### Work request
Return, from the material below, each line in which "Einfach" occurs.

### Records shown
- Opening Delimiter -
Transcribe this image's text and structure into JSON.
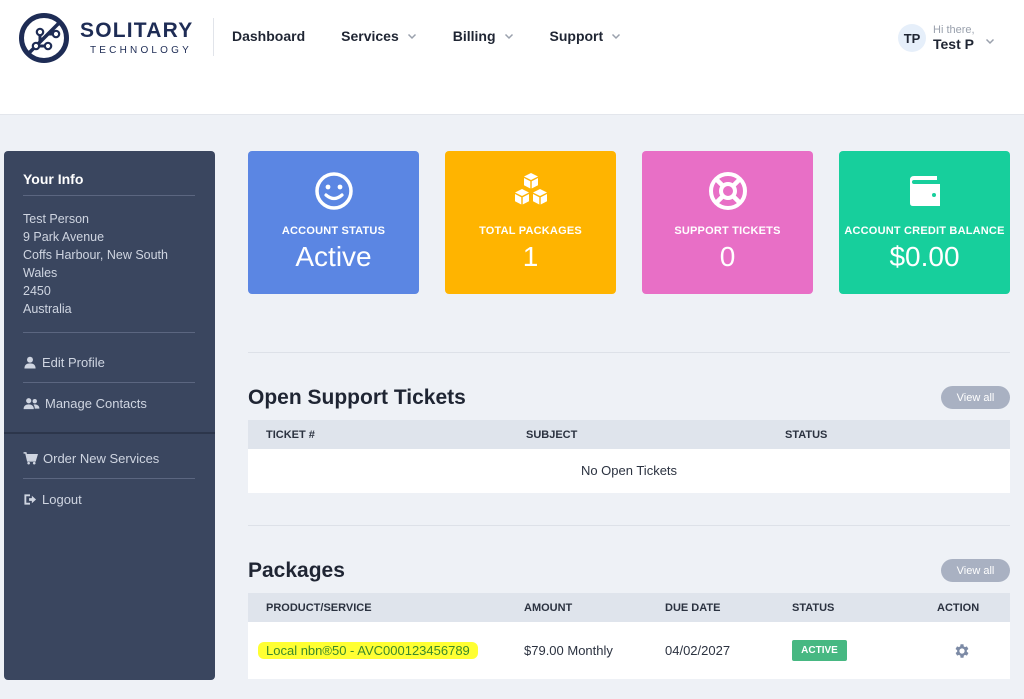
{
  "brand": {
    "name": "SOLITARY",
    "subtitle": "TECHNOLOGY"
  },
  "nav": [
    {
      "label": "Dashboard",
      "has_dropdown": false
    },
    {
      "label": "Services",
      "has_dropdown": true
    },
    {
      "label": "Billing",
      "has_dropdown": true
    },
    {
      "label": "Support",
      "has_dropdown": true
    }
  ],
  "user": {
    "initials": "TP",
    "greeting": "Hi there,",
    "name": "Test P"
  },
  "sidebar": {
    "title": "Your Info",
    "address": [
      "Test Person",
      "9 Park Avenue",
      "Coffs Harbour, New South Wales",
      "2450",
      "Australia"
    ],
    "links": [
      {
        "label": "Edit Profile",
        "icon": "user-icon"
      },
      {
        "label": "Manage Contacts",
        "icon": "users-icon"
      },
      {
        "label": "Order New Services",
        "icon": "cart-icon"
      },
      {
        "label": "Logout",
        "icon": "logout-icon"
      }
    ]
  },
  "stats": [
    {
      "label": "ACCOUNT STATUS",
      "value": "Active",
      "color": "#5b86e3",
      "icon": "smile-icon"
    },
    {
      "label": "TOTAL PACKAGES",
      "value": "1",
      "color": "#ffb400",
      "icon": "boxes-icon"
    },
    {
      "label": "SUPPORT TICKETS",
      "value": "0",
      "color": "#e86fc6",
      "icon": "lifebuoy-icon"
    },
    {
      "label": "ACCOUNT CREDIT BALANCE",
      "value": "$0.00",
      "color": "#17cf9c",
      "icon": "wallet-icon"
    }
  ],
  "tickets": {
    "title": "Open Support Tickets",
    "view_all": "View all",
    "columns": [
      "TICKET #",
      "SUBJECT",
      "STATUS"
    ],
    "empty_message": "No Open Tickets"
  },
  "packages": {
    "title": "Packages",
    "view_all": "View all",
    "columns": [
      "PRODUCT/SERVICE",
      "AMOUNT",
      "DUE DATE",
      "STATUS",
      "ACTION"
    ],
    "rows": [
      {
        "product": "Local nbn®50 - AVC000123456789",
        "amount": "$79.00 Monthly",
        "due_date": "04/02/2027",
        "status": "ACTIVE"
      }
    ]
  }
}
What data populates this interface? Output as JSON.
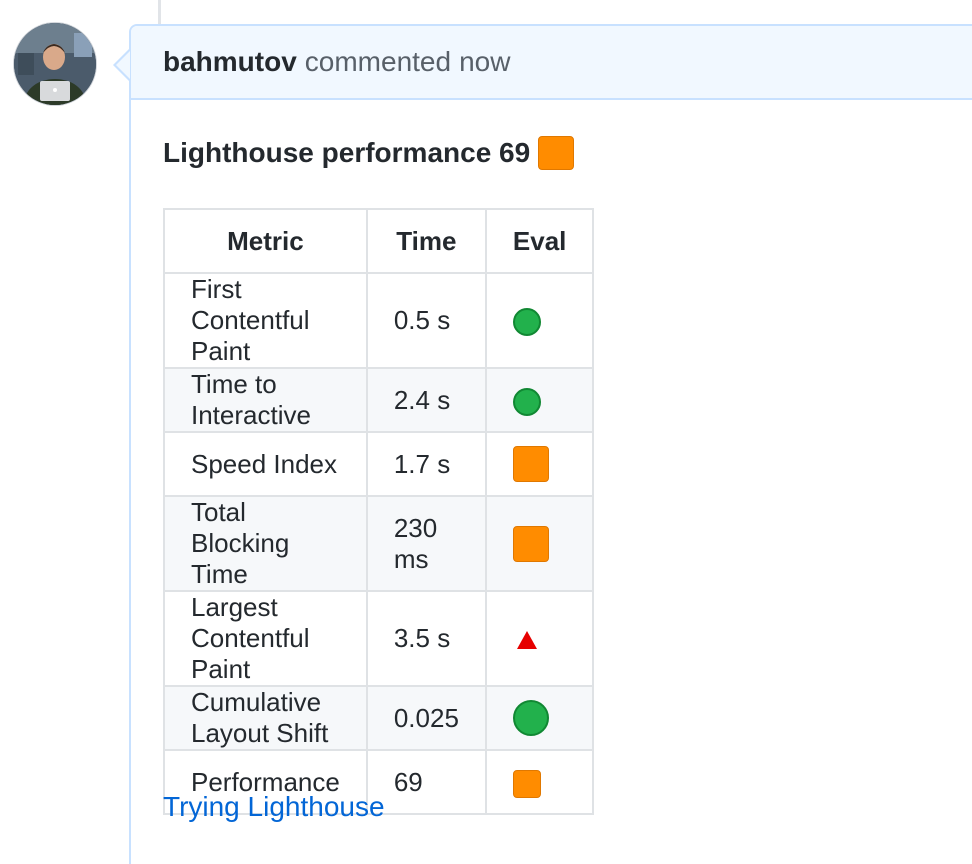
{
  "comment": {
    "author": "bahmutov",
    "action": "commented",
    "time": "now",
    "heading": "Lighthouse performance 69",
    "heading_eval": "orange-square",
    "table": {
      "headers": [
        "Metric",
        "Time",
        "Eval"
      ],
      "rows": [
        {
          "metric": "First Contentful Paint",
          "time": "0.5 s",
          "eval": "green-circle"
        },
        {
          "metric": "Time to Interactive",
          "time": "2.4 s",
          "eval": "green-circle"
        },
        {
          "metric": "Speed Index",
          "time": "1.7 s",
          "eval": "orange-square"
        },
        {
          "metric": "Total Blocking Time",
          "time": "230 ms",
          "eval": "orange-square"
        },
        {
          "metric": "Largest Contentful Paint",
          "time": "3.5 s",
          "eval": "red-triangle"
        },
        {
          "metric": "Cumulative Layout Shift",
          "time": "0.025",
          "eval": "green-circle"
        },
        {
          "metric": "Performance",
          "time": "69",
          "eval": "orange-square"
        }
      ]
    },
    "link_text": "Trying Lighthouse"
  },
  "colors": {
    "header_bg": "#f1f8ff",
    "header_border": "#c8e1ff",
    "link": "#0366d6",
    "eval_good": "#22b14c",
    "eval_average": "#ff8c00",
    "eval_poor": "#e60000"
  }
}
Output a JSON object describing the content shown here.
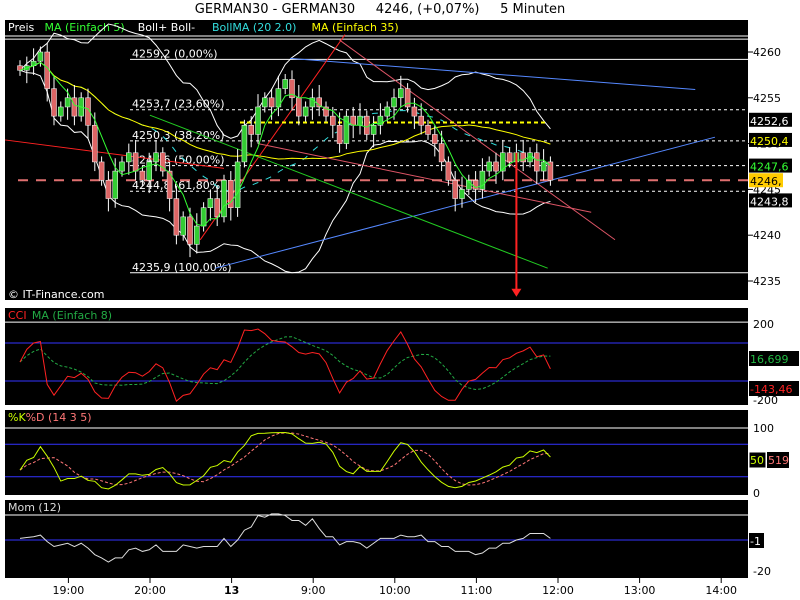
{
  "header": {
    "title": "GERMAN30 - GERMAN30     4246, (+0,07%)     5 Minuten"
  },
  "main_legend": [
    {
      "text": "Preis",
      "color": "#ffffff"
    },
    {
      "text": "MA (Einfach 5)",
      "color": "#33ff33"
    },
    {
      "text": "Boll+ Boll-",
      "color": "#ffffff"
    },
    {
      "text": "BollMA (20 2.0)",
      "color": "#33dddd"
    },
    {
      "text": "MA (Einfach 35)",
      "color": "#ffff00"
    }
  ],
  "watermark": "© IT-Finance.com",
  "colors": {
    "up": "#33cc33",
    "down": "#dd6666",
    "panel": "#000000"
  },
  "chart_data": {
    "type": "candlestick",
    "price_axis": {
      "ticks": [
        4235,
        4240,
        4245,
        4250,
        4255,
        4260
      ],
      "ylim": [
        4233,
        4262.5
      ]
    },
    "time_ticks": [
      {
        "label": "19:00",
        "index": 8
      },
      {
        "label": "20:00",
        "index": 20
      },
      {
        "label": "13",
        "index": 32
      },
      {
        "label": "9:00",
        "index": 44
      },
      {
        "label": "10:00",
        "index": 56
      },
      {
        "label": "11:00",
        "index": 68
      },
      {
        "label": "12:00",
        "index": 80
      },
      {
        "label": "13:00",
        "index": 92
      },
      {
        "label": "14:00",
        "index": 104
      }
    ],
    "closes": [
      4258,
      4258.5,
      4259,
      4260,
      4256,
      4253,
      4254,
      4255,
      4253,
      4255,
      4252,
      4248,
      4246,
      4244,
      4247,
      4248,
      4249,
      4247,
      4246,
      4248,
      4249,
      4247,
      4244,
      4240,
      4242,
      4239,
      4241,
      4243,
      4244,
      4242,
      4246,
      4243,
      4248,
      4252,
      4251,
      4254,
      4255,
      4254,
      4256,
      4257,
      4255,
      4253,
      4254,
      4255,
      4254,
      4253,
      4252,
      4250,
      4253,
      4252,
      4253,
      4251,
      4252,
      4253,
      4254,
      4255,
      4256,
      4254,
      4253,
      4252,
      4251,
      4250,
      4248,
      4246,
      4244,
      4245,
      4246,
      4245,
      4247,
      4248,
      4247,
      4249,
      4248,
      4249,
      4248,
      4249,
      4247,
      4248,
      4246
    ],
    "fibonacci": [
      {
        "label": "4259,2 (0,00%)",
        "price": 4259.2,
        "style": "solid"
      },
      {
        "label": "4253,7 (23,60%)",
        "price": 4253.7,
        "style": "dash"
      },
      {
        "label": "4250,3 (38,20%)",
        "price": 4250.3,
        "style": "dash"
      },
      {
        "label": "4247,6 (50,00%)",
        "price": 4247.6,
        "style": "dash"
      },
      {
        "label": "4244,8 (61,80%)",
        "price": 4244.8,
        "style": "dash"
      },
      {
        "label": "4235,9 (100,00%)",
        "price": 4235.9,
        "style": "solid"
      }
    ],
    "trendlines": [
      {
        "color": "#5588ff",
        "from": [
          39.7,
          4259.3
        ],
        "to": [
          99.3,
          4255.9
        ]
      },
      {
        "color": "#5588ff",
        "from": [
          28.7,
          4236.4
        ],
        "to": [
          102.2,
          4250.7
        ]
      },
      {
        "color": "#ff2222",
        "from": [
          26.5,
          4239.5
        ],
        "to": [
          47.8,
          4261.9
        ]
      },
      {
        "color": "#ff2222",
        "from": [
          -2.2,
          4250.4
        ],
        "to": [
          30,
          4247.3
        ]
      },
      {
        "color": "#dd5566",
        "from": [
          47,
          4261.3
        ],
        "to": [
          87.5,
          4239.5
        ]
      },
      {
        "color": "#dd5566",
        "from": [
          35,
          4250
        ],
        "to": [
          84,
          4242.5
        ]
      },
      {
        "color": "#22cc22",
        "from": [
          19.1,
          4253.1
        ],
        "to": [
          77.6,
          4236.4
        ]
      }
    ],
    "current_price_line": 4246,
    "yellow_level": 4252.3,
    "arrow": {
      "index": 73,
      "from": 4249,
      "to": 4233.5,
      "color": "#ff2222"
    },
    "price_labels": [
      {
        "text": "4252,6",
        "price": 4252.6,
        "color": "#ffffff",
        "bg": "#000000"
      },
      {
        "text": "4250,4",
        "price": 4250.4,
        "color": "#ffff00",
        "bg": "#000000"
      },
      {
        "text": "4247,6",
        "price": 4247.6,
        "color": "#33ff33",
        "bg": "#000000"
      },
      {
        "text": "4246,",
        "price": 4246,
        "color": "#000000",
        "bg": "#ffcc00"
      },
      {
        "text": "4243,8",
        "price": 4243.8,
        "color": "#ffffff",
        "bg": "#000000"
      }
    ]
  },
  "cci": {
    "legend": [
      {
        "text": "CCI",
        "color": "#ff2222"
      },
      {
        "text": "MA (Einfach 8)",
        "color": "#22aa44"
      }
    ],
    "ticks": [
      "200",
      "-200"
    ],
    "values": [
      {
        "text": "16,699",
        "color": "#22bb44"
      },
      {
        "text": "-143,46",
        "color": "#ff2222"
      }
    ]
  },
  "stoch": {
    "legend": [
      {
        "text": "%K",
        "color": "#ccff00"
      },
      {
        "text": "%D (14 3 5)",
        "color": "#ff7777"
      }
    ],
    "ticks": [
      "100",
      "50",
      "0"
    ],
    "values": [
      {
        "text": "50",
        "color": "#ccff00"
      },
      {
        "text": "519",
        "color": "#ff7777"
      }
    ]
  },
  "mom": {
    "legend": [
      {
        "text": "Mom (12)",
        "color": "#dddddd"
      }
    ],
    "ticks": [
      "-1",
      "-20"
    ]
  }
}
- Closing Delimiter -
### Response area
      "text": "MA (Einfach 5)",
      "text": "MA (Einfach 35)",
        "text": "MA (Einfach 8)",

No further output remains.